In most cases, you’ll be asked to provide your lender with two years of W-2s and a recent pay stub with your year-to-date income listed. Self-employed individuals who do not have W-2’s will likely be asked to submit two years of tax returns instead.
If you’ve been at your job for a while, that’s a sign you could be ready to buy. On the other hand, if your employment has been sporadic recently or you’re considering a job change, it may make more sense to wait until things settle down to enter the market.
Do you have a handle on your debts?
The next metric that lenders consider is your debt-to-income ratio. As the name suggests, this equation measures how much of your income is being used to pay off debts. It helps lenders determine how easily you’ll be able to pay them back if you’re approved for a home loan.
You can find your current debt-to-income ratio by adding up all of your monthly debt payments, except your rent payment, and dividing that sum by your total monthly income. While every lender is different, they typically hope to see a ratio of 43% or less.
In general, the lower your DTI is, the better. If your DTI is higher than you’d like, think about taking some time to work on paying down your debts or finding ways to generate more income before trying to buy.
Do you have enough savings?
Once you have your debts in decent shape, it’s time to think about building up your savings. Put simply, buying a home comes with a few upfront costs and you’ll need to be sure that you’re ready to cover them before you start looking at available properties.
Here is a closer look at each one:
- Down payment: A percentage of the home’s purchase price that you’ll need to pay upfront in order to receive your home loan. Traditionally, people were asked to put 20% down, but these days, there are loan programs that allow you to put 3%-5% down.
- Closing costs: Processing fees that must be paid in order to close on the loan. These costs are typically equal to 2%-5% of the loan amount.
If you already have a decent amount of money in the bank, you could be in good shape to purchase a home. However, if you haven’t built up much of a nest egg, it’s a good idea to prioritize saving before you think that seriously about applying for a loan.
Do you have a decent credit score?
Lastly, consider your credit score. Your score is a strong indicator to lenders of how likely you are to repay your loan. If approved, it also plays a large role in the interest rate you’re given. The best, most affordable rates are generally reserved for those with the highest credit scores.
While most lenders typically like to see scores of 620 or higher, there are loan programs available for those with lower scores.
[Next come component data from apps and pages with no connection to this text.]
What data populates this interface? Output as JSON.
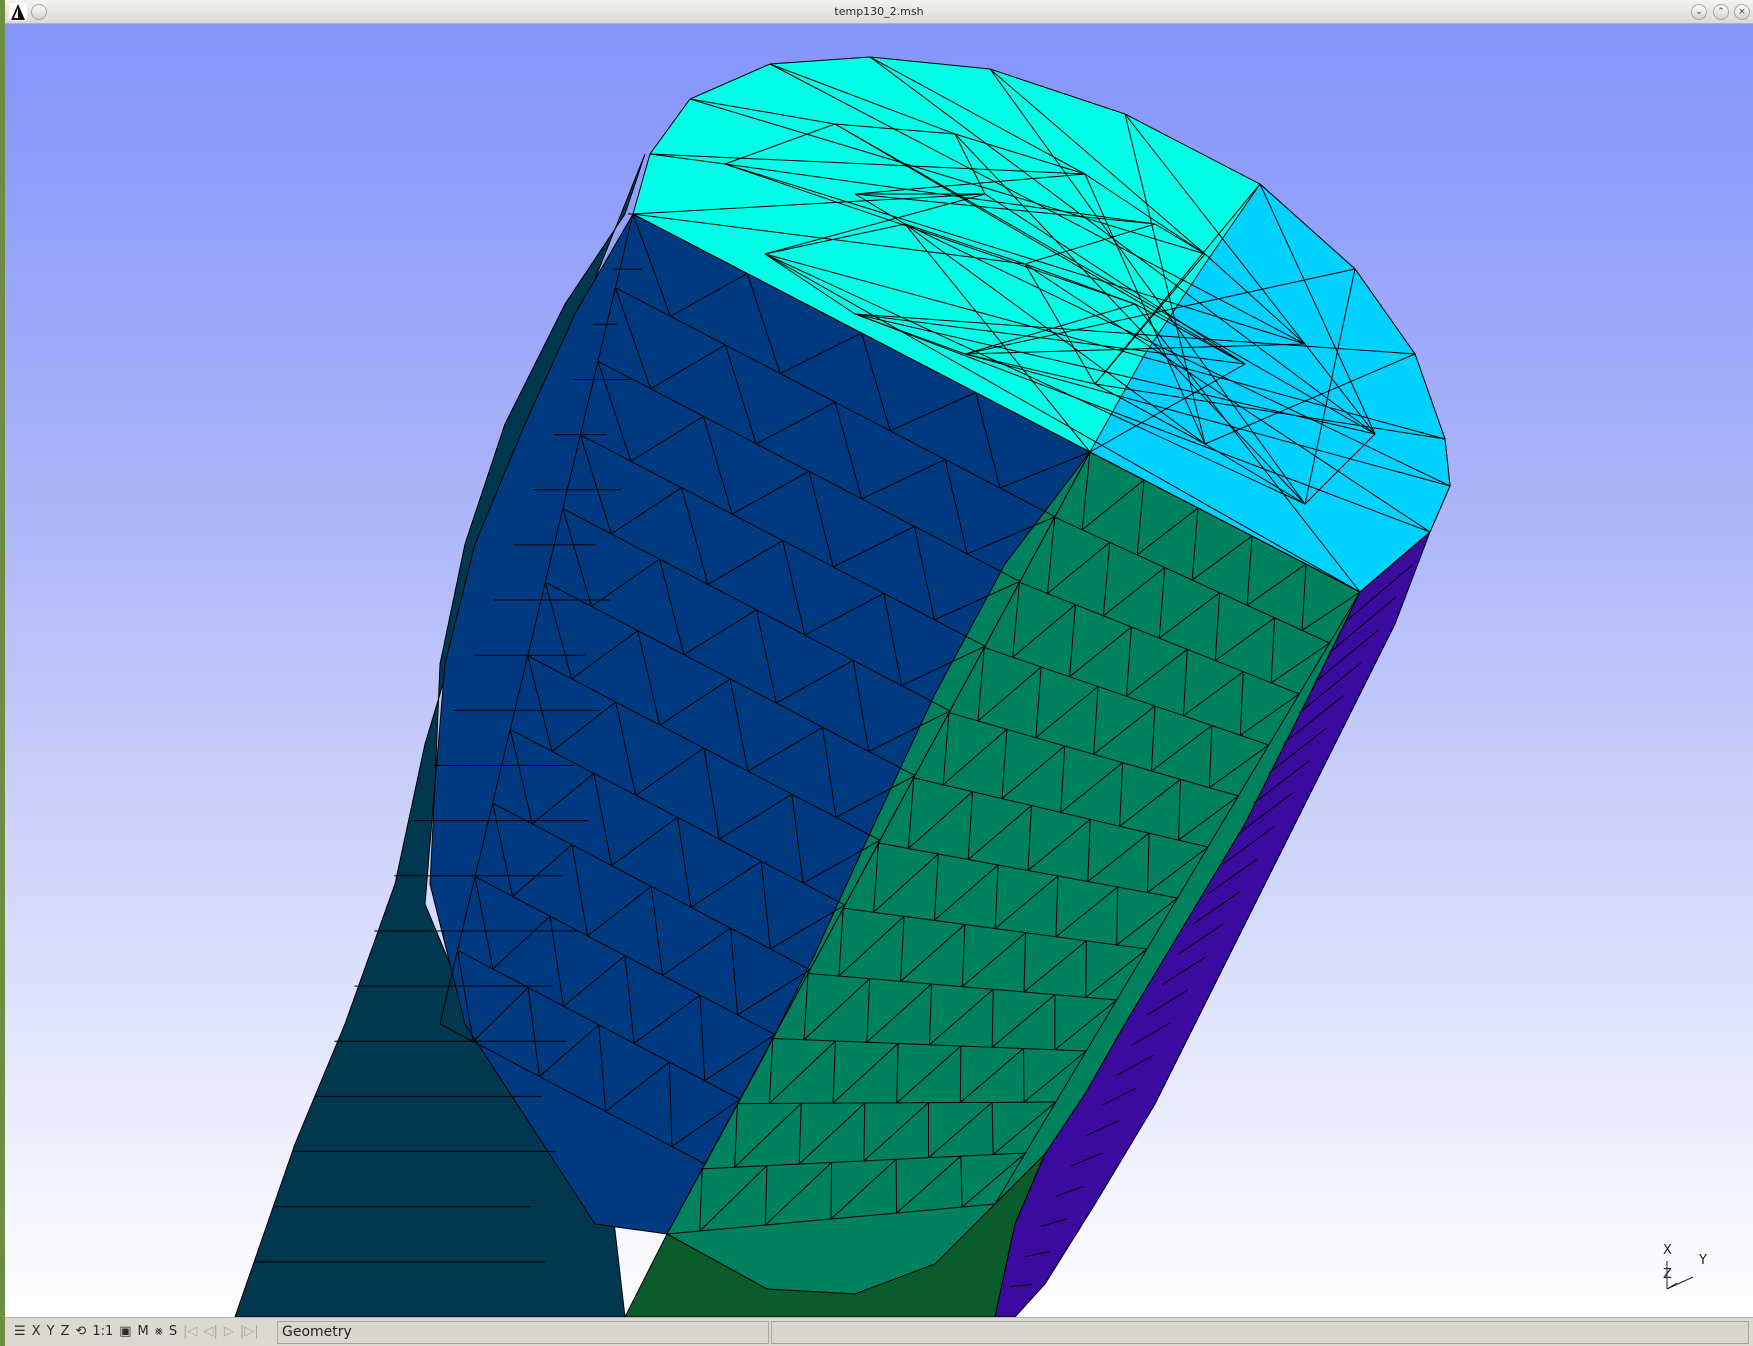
{
  "window": {
    "title": "temp130_2.msh",
    "controls": [
      "minimize",
      "maximize",
      "close"
    ]
  },
  "viewport": {
    "background_top": "#8394fb",
    "background_bottom": "#ffffff",
    "mesh_colors": {
      "top_cap": "#00ffe6",
      "top_cap_right": "#00d2ff",
      "blue_face": "#003b82",
      "green_face": "#008260",
      "shadow_side": "#02384f",
      "purple_side": "#3a0b9e",
      "dark_green_band": "#0a5c2c"
    },
    "axes": {
      "x": "X",
      "y": "Y",
      "z": "Z"
    }
  },
  "statusbar": {
    "buttons": [
      {
        "name": "menu-icon",
        "label": "☰"
      },
      {
        "name": "x-view-button",
        "label": "X"
      },
      {
        "name": "y-view-button",
        "label": "Y"
      },
      {
        "name": "z-view-button",
        "label": "Z"
      },
      {
        "name": "rotate-icon",
        "label": "⟲"
      },
      {
        "name": "scale-one-button",
        "label": "1:1"
      },
      {
        "name": "projection-icon",
        "label": "▣"
      },
      {
        "name": "mesh-button",
        "label": "M"
      },
      {
        "name": "axes-icon",
        "label": "⨳"
      },
      {
        "name": "select-button",
        "label": "S"
      },
      {
        "name": "first-step-icon",
        "label": "|◁"
      },
      {
        "name": "prev-step-icon",
        "label": "◁|"
      },
      {
        "name": "play-icon",
        "label": "▷"
      },
      {
        "name": "last-step-icon",
        "label": "|▷|"
      }
    ],
    "status_text": "Geometry"
  }
}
If you have a good or excellent score, there’s little need to worry. But, if you’re score is lower, you may want to take some time to work on it before moving forward. Making payments on time and paying as far above the minimum payment as possible are two of the best ways to positively impact your score.
Think you might be ready to buy?
If you’ve checked off most of the boxes on this checklist, get in touch with Premier Nationwide Lending today. One of our qualified lenders can help you take your first steps toward one of life’s biggest milestones.
Premier Nationwide Lending is an Equal Housing Opportunity lender. Sponsored by NTFN, Inc. 6201 West Plano Parkway, Suite 100, Plano, TX 75093 | NTFN NMLS 75333.